By Lucy Komisar
I‘m not too sure who the cursed child is. Albus (Sam Clemmett), the son of the grown-up hero Harry Potter (Jamie Parker), or Scorpius (Anthony Boyle), the son of his nemesis, Draco Malfoy (Alex Price).
But mixed in with the magic and terrific scenery, there‘s a lot of stuff about fathers and sons, which is really the theme of the play, or the two plays which you can see on succeeding nights or a one-day marathon.
Critics were requested not to give away the plot, which is easy to comply with since it‘s rather silly. Unless you‘re a kid. For the rest of us the amusement is the magical stuff that makes descending chandeliers and flying Spidermen look like pikers.
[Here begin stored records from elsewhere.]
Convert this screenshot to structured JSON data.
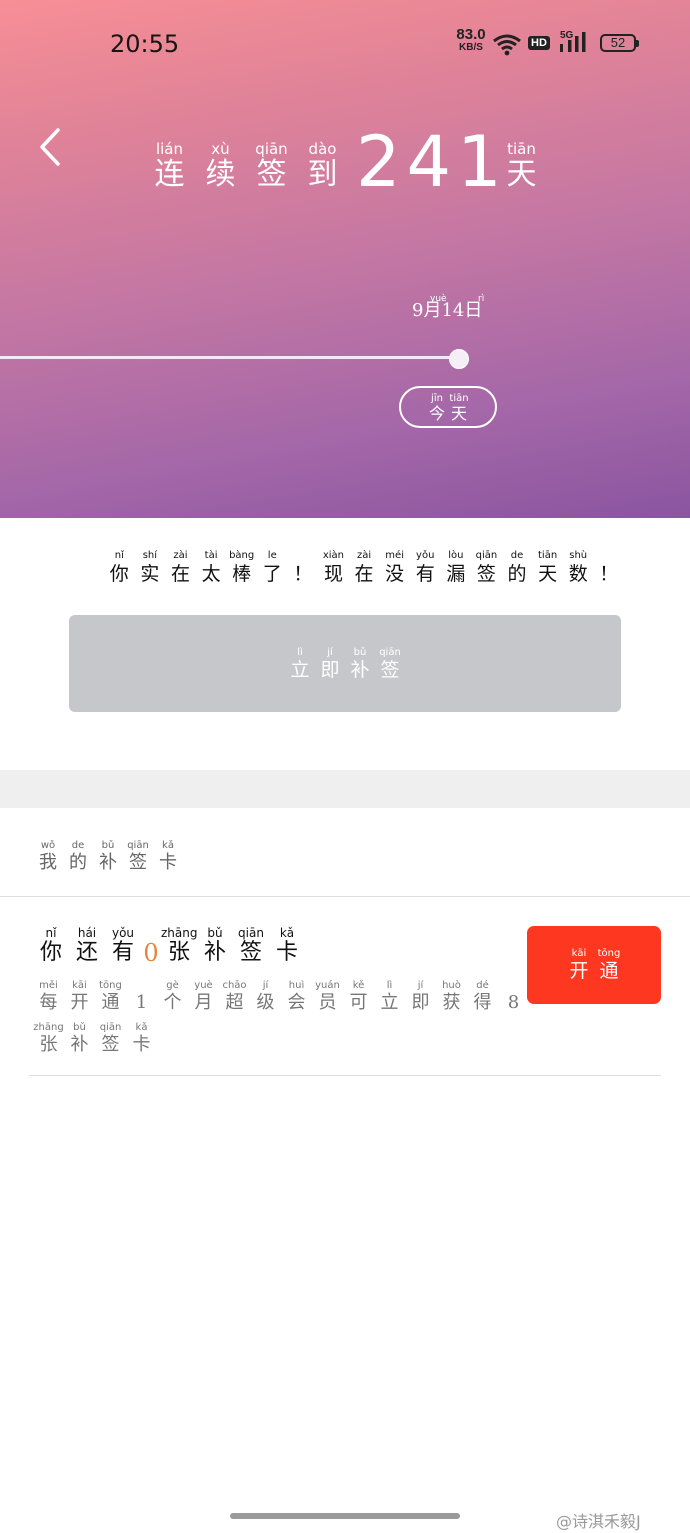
{
  "status": {
    "time": "20:55",
    "net_speed_value": "83.0",
    "net_speed_unit": "KB/S",
    "hd": "HD",
    "network": "5G",
    "battery": "52",
    "icons": [
      "wifi-icon",
      "signal-icon",
      "battery-icon"
    ]
  },
  "header": {
    "back_icon": "chevron-left-icon",
    "prefix": [
      {
        "p": "lián",
        "c": "连"
      },
      {
        "p": "xù",
        "c": "续"
      },
      {
        "p": "qiān",
        "c": "签"
      },
      {
        "p": "dào",
        "c": "到"
      }
    ],
    "count": "241",
    "suffix": {
      "p": "tiān",
      "c": "天"
    }
  },
  "timeline": {
    "date_text": "9月14日",
    "date_pinyin_month": "yuè",
    "date_pinyin_day": "rì",
    "progress": 1.0,
    "today_button": [
      {
        "p": "jīn",
        "c": "今"
      },
      {
        "p": "tiān",
        "c": "天"
      }
    ]
  },
  "message": [
    {
      "p": "nǐ",
      "c": "你"
    },
    {
      "p": "shí",
      "c": "实"
    },
    {
      "p": "zài",
      "c": "在"
    },
    {
      "p": "tài",
      "c": "太"
    },
    {
      "p": "bàng",
      "c": "棒"
    },
    {
      "p": "le",
      "c": "了"
    },
    {
      "p": "",
      "c": "！"
    },
    {
      "p": "xiàn",
      "c": "现"
    },
    {
      "p": "zài",
      "c": "在"
    },
    {
      "p": "méi",
      "c": "没"
    },
    {
      "p": "yǒu",
      "c": "有"
    },
    {
      "p": "lòu",
      "c": "漏"
    },
    {
      "p": "qiān",
      "c": "签"
    },
    {
      "p": "de",
      "c": "的"
    },
    {
      "p": "tiān",
      "c": "天"
    },
    {
      "p": "shù",
      "c": "数"
    },
    {
      "p": "",
      "c": "！"
    }
  ],
  "supplement_button": [
    {
      "p": "lì",
      "c": "立"
    },
    {
      "p": "jí",
      "c": "即"
    },
    {
      "p": "bǔ",
      "c": "补"
    },
    {
      "p": "qiān",
      "c": "签"
    }
  ],
  "my_cards_title": [
    {
      "p": "wǒ",
      "c": "我"
    },
    {
      "p": "de",
      "c": "的"
    },
    {
      "p": "bǔ",
      "c": "补"
    },
    {
      "p": "qiān",
      "c": "签"
    },
    {
      "p": "kǎ",
      "c": "卡"
    }
  ],
  "cards_have": {
    "before": [
      {
        "p": "nǐ",
        "c": "你"
      },
      {
        "p": "hái",
        "c": "还"
      },
      {
        "p": "yǒu",
        "c": "有"
      }
    ],
    "count": "0",
    "after": [
      {
        "p": "zhāng",
        "c": "张"
      },
      {
        "p": "bǔ",
        "c": "补"
      },
      {
        "p": "qiān",
        "c": "签"
      },
      {
        "p": "kǎ",
        "c": "卡"
      }
    ]
  },
  "cards_desc": {
    "line1": [
      {
        "p": "měi",
        "c": "每"
      },
      {
        "p": "kāi",
        "c": "开"
      },
      {
        "p": "tōng",
        "c": "通"
      },
      {
        "p": "",
        "c": "1"
      },
      {
        "p": "gè",
        "c": "个"
      },
      {
        "p": "yuè",
        "c": "月"
      },
      {
        "p": "chāo",
        "c": "超"
      },
      {
        "p": "jí",
        "c": "级"
      },
      {
        "p": "huì",
        "c": "会"
      },
      {
        "p": "yuán",
        "c": "员"
      },
      {
        "p": "kě",
        "c": "可"
      },
      {
        "p": "lì",
        "c": "立"
      },
      {
        "p": "jí",
        "c": "即"
      },
      {
        "p": "huò",
        "c": "获"
      },
      {
        "p": "dé",
        "c": "得"
      },
      {
        "p": "",
        "c": "8"
      }
    ],
    "line2": [
      {
        "p": "zhāng",
        "c": "张"
      },
      {
        "p": "bǔ",
        "c": "补"
      },
      {
        "p": "qiān",
        "c": "签"
      },
      {
        "p": "kǎ",
        "c": "卡"
      }
    ]
  },
  "open_button": [
    {
      "p": "kāi",
      "c": "开"
    },
    {
      "p": "tōng",
      "c": "通"
    }
  ],
  "watermark": "@诗淇禾毅J",
  "colors": {
    "accent_red": "#fe3720",
    "disabled_gray": "#c6c7cb",
    "highlight_orange": "#e8843b"
  }
}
Such as wands that give off light and spew flames. Or a magical bookcase with books that open and talk and suck in whoever is perusing the stacks. And clocks that speed back to achieve time changes.
There‘s a nice escape from the top of trains that reminds one of Alfred Hitchcock‘s “The 39 Steps.” And there are fingers growing on the lady with a cart. People disappearing into a phone booth. Arriving through a flaming fireplace. And there are flying broomsticks. Invisibility cloaks. Twirling black capes. Moving furniture. Flying ghosts and witches with pointy hats. Illusions & magic by Jamie Harrison.
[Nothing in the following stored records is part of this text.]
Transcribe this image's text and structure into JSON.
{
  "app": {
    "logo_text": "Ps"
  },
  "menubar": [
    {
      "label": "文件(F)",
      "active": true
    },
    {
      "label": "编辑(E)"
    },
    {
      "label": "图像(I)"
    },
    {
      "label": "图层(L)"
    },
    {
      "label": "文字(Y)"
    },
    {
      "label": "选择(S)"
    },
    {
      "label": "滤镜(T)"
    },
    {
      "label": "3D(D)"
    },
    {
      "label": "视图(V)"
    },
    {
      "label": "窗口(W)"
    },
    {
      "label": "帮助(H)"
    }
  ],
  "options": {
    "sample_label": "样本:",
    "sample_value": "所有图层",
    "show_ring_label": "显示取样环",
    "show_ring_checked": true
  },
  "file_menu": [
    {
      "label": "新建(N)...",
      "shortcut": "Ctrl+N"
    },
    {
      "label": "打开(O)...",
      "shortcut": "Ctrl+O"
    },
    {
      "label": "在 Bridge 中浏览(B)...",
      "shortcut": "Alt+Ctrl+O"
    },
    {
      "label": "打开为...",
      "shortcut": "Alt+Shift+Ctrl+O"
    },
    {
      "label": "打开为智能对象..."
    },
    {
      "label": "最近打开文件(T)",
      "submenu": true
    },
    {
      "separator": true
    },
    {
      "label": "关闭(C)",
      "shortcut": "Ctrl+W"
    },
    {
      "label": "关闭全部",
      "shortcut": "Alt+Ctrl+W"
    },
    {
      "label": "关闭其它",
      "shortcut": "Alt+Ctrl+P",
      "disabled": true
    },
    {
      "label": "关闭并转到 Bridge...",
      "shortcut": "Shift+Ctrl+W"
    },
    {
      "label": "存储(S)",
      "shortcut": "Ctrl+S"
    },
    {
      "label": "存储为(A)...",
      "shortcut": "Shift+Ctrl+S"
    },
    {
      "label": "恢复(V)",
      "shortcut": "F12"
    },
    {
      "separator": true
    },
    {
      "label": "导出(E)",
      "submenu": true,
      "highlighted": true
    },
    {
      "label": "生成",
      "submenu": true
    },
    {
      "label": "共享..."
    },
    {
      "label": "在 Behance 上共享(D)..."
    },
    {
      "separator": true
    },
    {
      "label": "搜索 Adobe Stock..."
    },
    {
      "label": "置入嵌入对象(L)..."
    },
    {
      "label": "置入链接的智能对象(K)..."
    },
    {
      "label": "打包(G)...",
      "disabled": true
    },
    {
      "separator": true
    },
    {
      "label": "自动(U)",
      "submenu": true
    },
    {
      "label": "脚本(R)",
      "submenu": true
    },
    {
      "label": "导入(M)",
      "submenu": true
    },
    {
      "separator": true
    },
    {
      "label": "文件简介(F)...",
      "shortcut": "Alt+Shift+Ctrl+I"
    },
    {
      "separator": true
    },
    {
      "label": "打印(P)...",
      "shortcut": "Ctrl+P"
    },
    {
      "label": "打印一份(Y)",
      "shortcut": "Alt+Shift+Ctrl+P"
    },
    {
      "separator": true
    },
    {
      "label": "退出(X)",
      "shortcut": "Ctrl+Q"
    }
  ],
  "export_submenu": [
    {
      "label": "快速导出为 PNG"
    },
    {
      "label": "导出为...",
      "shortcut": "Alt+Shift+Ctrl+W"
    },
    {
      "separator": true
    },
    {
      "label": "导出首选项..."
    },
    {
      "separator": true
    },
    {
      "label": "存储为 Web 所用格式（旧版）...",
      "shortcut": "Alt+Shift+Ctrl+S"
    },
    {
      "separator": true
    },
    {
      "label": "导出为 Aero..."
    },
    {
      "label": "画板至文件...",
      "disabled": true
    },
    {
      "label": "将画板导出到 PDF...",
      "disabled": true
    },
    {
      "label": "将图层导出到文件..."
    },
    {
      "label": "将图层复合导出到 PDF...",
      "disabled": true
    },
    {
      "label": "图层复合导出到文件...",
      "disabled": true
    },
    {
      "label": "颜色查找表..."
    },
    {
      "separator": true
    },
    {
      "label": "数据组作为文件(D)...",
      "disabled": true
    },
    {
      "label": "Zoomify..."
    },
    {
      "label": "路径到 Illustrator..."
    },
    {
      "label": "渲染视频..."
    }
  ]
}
And of course, time travel, at the heart of the story. Harry Potter is now an adult, an official at the Ministry of Magic, and his son is committed to do something about a guy who was killed by Harry‘s mistake 22 years ago. Which leads to changing identities when the young actors become their older progenitors. And the memory of Harry as a child. We meet the daughter of Voldemort, the villain. If you need to ask, don‘t ask. Besides, I’m not allowed to tell!
I can say that a favorite was Anthony Boyle as Scorpius Malfoy, a charmer, son of the old “bad guy,” who now just seems like a concerned dad. Not so different from Harry, an overworked employee of the Ministry of Magic, a husband and father of three school-age children. His youngest son Albus must struggle with the weight of a family legacy he never wanted. Another favorite is Bane, the centaur (David St. Louis), in a forest of Gothic arches.
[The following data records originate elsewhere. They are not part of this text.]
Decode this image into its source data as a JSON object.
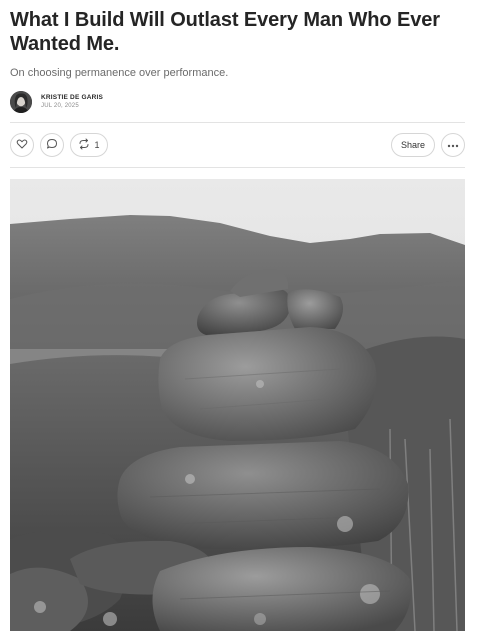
{
  "post": {
    "title": "What I Build Will Outlast Every Man Who Ever Wanted Me.",
    "subtitle": "On choosing permanence over performance.",
    "author": "KRISTIE DE GARIS",
    "date": "JUL 20, 2025"
  },
  "actions": {
    "like_icon": "heart-icon",
    "comment_icon": "comment-icon",
    "restack_icon": "restack-icon",
    "restack_count": "1",
    "share_label": "Share",
    "more_icon": "ellipsis-icon"
  },
  "hero_image": {
    "subject": "stacked-stone-cairn",
    "palette": "grayscale"
  }
}
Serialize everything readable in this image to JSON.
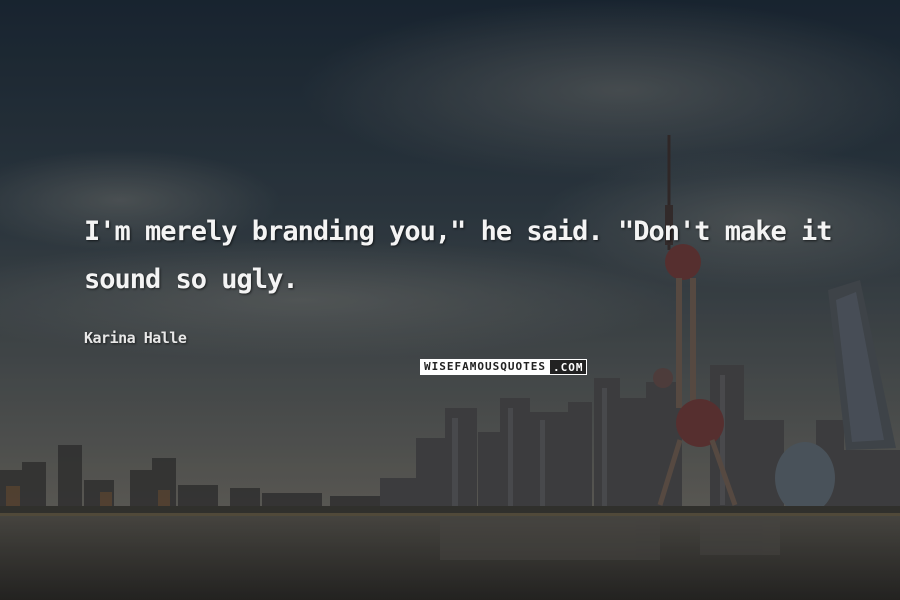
{
  "quote": {
    "text": "I'm merely branding you,\" he said. \"Don't make it sound so ugly."
  },
  "author": {
    "name": "Karina Halle"
  },
  "watermark": {
    "left": "WISEFAMOUSQUOTES",
    "right": ".COM"
  },
  "scene": {
    "subject": "city-skyline-at-dusk",
    "colors": {
      "sky": "#2a3742",
      "water": "#3a3a38",
      "haze": "#6b6c68"
    },
    "icons": [
      "tv-tower-icon",
      "skyscraper-icon"
    ]
  }
}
I didn‘t catch all the British. But then again, I didn‘t catch all the hip-hop of “Hamilton.” Maybe it‘s an age thing. Which may be why I think a lot of this play is hokey. But the show isn‘t for me. The story, which I’m not, happily, allowed to describe in detail, is for the kids, who apparently love it. Or, who knows, since the discussion is off limits.
“Harry Potter and the Cursed Child.” Written by Jack Thorne, based on an original new story by J.K. Rowling, Jack Thorne and John Tiffany; directed by John Tiffany, with movement by Steven Hoggett. Lyric Theatre, 214 W. 43 St., NYC. 877-250-2929. Opened April 22, 2018.